Subject: I have found a CD that I think you would enjoy
"The New One!" Could Be the Best One!
mj5 | Harrisburg, PA USA | 09/30/2001
(5 out of 5 stars)

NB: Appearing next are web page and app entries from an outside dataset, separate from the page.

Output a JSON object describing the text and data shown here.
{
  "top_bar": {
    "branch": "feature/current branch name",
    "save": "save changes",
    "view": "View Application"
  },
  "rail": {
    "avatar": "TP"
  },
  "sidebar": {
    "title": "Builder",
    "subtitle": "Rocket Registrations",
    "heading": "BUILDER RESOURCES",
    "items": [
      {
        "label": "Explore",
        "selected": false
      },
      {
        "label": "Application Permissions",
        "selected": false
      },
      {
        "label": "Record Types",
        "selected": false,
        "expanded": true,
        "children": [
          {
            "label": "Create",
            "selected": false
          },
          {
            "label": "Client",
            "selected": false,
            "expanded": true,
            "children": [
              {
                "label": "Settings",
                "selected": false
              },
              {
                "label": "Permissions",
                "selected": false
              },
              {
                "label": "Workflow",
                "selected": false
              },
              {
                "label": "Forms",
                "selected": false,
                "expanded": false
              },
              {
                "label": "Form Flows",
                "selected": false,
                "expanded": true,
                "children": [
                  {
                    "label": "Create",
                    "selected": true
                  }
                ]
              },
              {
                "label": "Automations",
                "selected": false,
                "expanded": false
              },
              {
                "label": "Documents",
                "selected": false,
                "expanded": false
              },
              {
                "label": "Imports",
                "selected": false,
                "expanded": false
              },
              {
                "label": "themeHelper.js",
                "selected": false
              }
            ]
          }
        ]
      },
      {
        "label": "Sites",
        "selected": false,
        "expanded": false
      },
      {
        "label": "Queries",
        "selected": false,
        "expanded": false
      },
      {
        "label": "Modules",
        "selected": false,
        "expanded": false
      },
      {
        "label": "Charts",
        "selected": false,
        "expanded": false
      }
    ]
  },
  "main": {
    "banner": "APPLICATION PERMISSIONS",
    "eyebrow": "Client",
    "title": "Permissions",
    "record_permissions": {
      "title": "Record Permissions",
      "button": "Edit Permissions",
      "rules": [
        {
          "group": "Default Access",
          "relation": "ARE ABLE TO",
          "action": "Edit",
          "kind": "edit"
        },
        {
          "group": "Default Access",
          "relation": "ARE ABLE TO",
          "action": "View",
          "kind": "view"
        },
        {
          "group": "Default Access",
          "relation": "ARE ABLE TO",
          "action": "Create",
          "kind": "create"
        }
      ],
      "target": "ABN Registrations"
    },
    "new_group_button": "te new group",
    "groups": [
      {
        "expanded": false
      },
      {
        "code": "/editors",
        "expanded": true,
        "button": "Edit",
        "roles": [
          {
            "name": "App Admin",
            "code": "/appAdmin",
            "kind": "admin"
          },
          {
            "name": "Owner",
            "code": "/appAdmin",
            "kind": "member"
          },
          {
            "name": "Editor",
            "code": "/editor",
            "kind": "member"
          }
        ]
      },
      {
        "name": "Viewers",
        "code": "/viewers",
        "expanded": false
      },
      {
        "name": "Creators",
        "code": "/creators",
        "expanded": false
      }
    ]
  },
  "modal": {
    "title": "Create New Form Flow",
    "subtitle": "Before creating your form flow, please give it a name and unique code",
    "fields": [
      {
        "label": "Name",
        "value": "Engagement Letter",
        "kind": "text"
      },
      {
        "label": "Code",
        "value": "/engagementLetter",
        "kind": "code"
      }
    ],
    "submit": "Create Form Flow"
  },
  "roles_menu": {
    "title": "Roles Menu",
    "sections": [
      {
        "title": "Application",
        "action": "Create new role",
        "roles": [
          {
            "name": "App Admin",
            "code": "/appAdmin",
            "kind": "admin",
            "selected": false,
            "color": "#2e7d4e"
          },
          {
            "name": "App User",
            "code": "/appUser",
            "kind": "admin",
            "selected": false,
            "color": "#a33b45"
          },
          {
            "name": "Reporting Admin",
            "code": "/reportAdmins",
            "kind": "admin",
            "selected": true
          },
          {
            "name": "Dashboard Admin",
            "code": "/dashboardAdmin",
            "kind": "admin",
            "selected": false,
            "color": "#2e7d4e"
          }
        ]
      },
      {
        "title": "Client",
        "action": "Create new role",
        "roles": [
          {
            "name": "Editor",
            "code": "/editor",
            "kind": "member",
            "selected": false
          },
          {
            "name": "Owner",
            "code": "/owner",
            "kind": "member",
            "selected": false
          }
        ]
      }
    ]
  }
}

"I've been playng this album for nearly 30 years, first vinyl and now CD. I'd have to say that, as an album, this is the best one Buddy ever made in terms of the quality of the material, the band, and the production. This was the third of I believe six albums Buddy did for Pacific Jazz from 1966-70, and the folks there really knew how to capture a big band performance. What's remarkable here is that, unlike the other five PJ albums, this one was recorded entirely in the studio, where it can be difficult to capture the spontaneity and electricity more common during a live performance. Of course, a lot of that is attributable to the musicians themselves. This could be "the best band he ever had." Standout soloists include the great Ernie Watts on alto, Chuck Findley on trumpet, and Jay Corre, one of my favorite tenors. Jay not only had the technique, but played with such a depth of feeling, he could send chills down your spine. (According to the liner notes, Buddy actually cried during Jay's rendition of "I Can't Get Started.") A tremendous talent. I don't know whatever happened to him - he sort of disappeared after this date. And of course, there's the incomparable Buddy Rich. Save for "Diabolus," he doesn't take many extended solos, and that's fine because it showcases this wonderful band as a whole, spurred on by his relentless driving beat.As for the tunes, there is not a bum in the lot. Buddy's band played a lot of charts equal to or greater than those here, but on his other albums, the quality is more hit-or-miss, particularly during the RCA years in the 70's when most of the bands were abandoning straight-ahead swing for rock and funk. I believe that this album marks the first appearance of Don Piestrup's charts ("New Blues" and "Group Shot"). I did a tiny bit of composing way back when, and Don was a big influence. He wrote great lush, sometimes dissonant chords and tight harmonies in most of his work.Like a few other reviewers have said, the bonus tracks are always welcome. Most of them here are alternate takes, and you can see why. (They're all good - just not as good as the ones released.) One particular standout is the previously unreleased "Old Timey," which will leave you wondering why that one was left on the cutting room floor.If you are just discovering Buddy Rich, this CD is a great place to start. If you could only have one Buddy Rich CD, this is definitely the one!"
Landmark Recording For Buddy Rich
andrew i. chaplowitz | springfield, nj United States | 07/22/2001
(4 out of 5 stars)
"even the hard core be-bop critics like this one. they had complained of prior albums being pop-heavy and retro-swing. And those who thought Buddy couldn't handle odd time signatures, well, listen to Diabolus! The exchanges at the end defy description. Like many other drummers, I found myself slowing the turntable down to 16 rpms to find out what the heck was going on. He was inserting ruffs and frills in between the triplets! Unreal. Also notable for his only recording with Fibes brand drums"
Away we really go!
H D. MEIJ | Jipsinghuizen, Holland | 02/24/2003
(5 out of 5 stars)
"This is the Buddy Rich band at his peak. Excellent numbers from his 1967 "Away we go" TV series period with co-star Buddy Greco.
Great side-man like Jay Corre and Ernie Watts. I met Jay Corre in Amsterdam , he still blow off the roof!
My first choice for any Buddy Rich album!"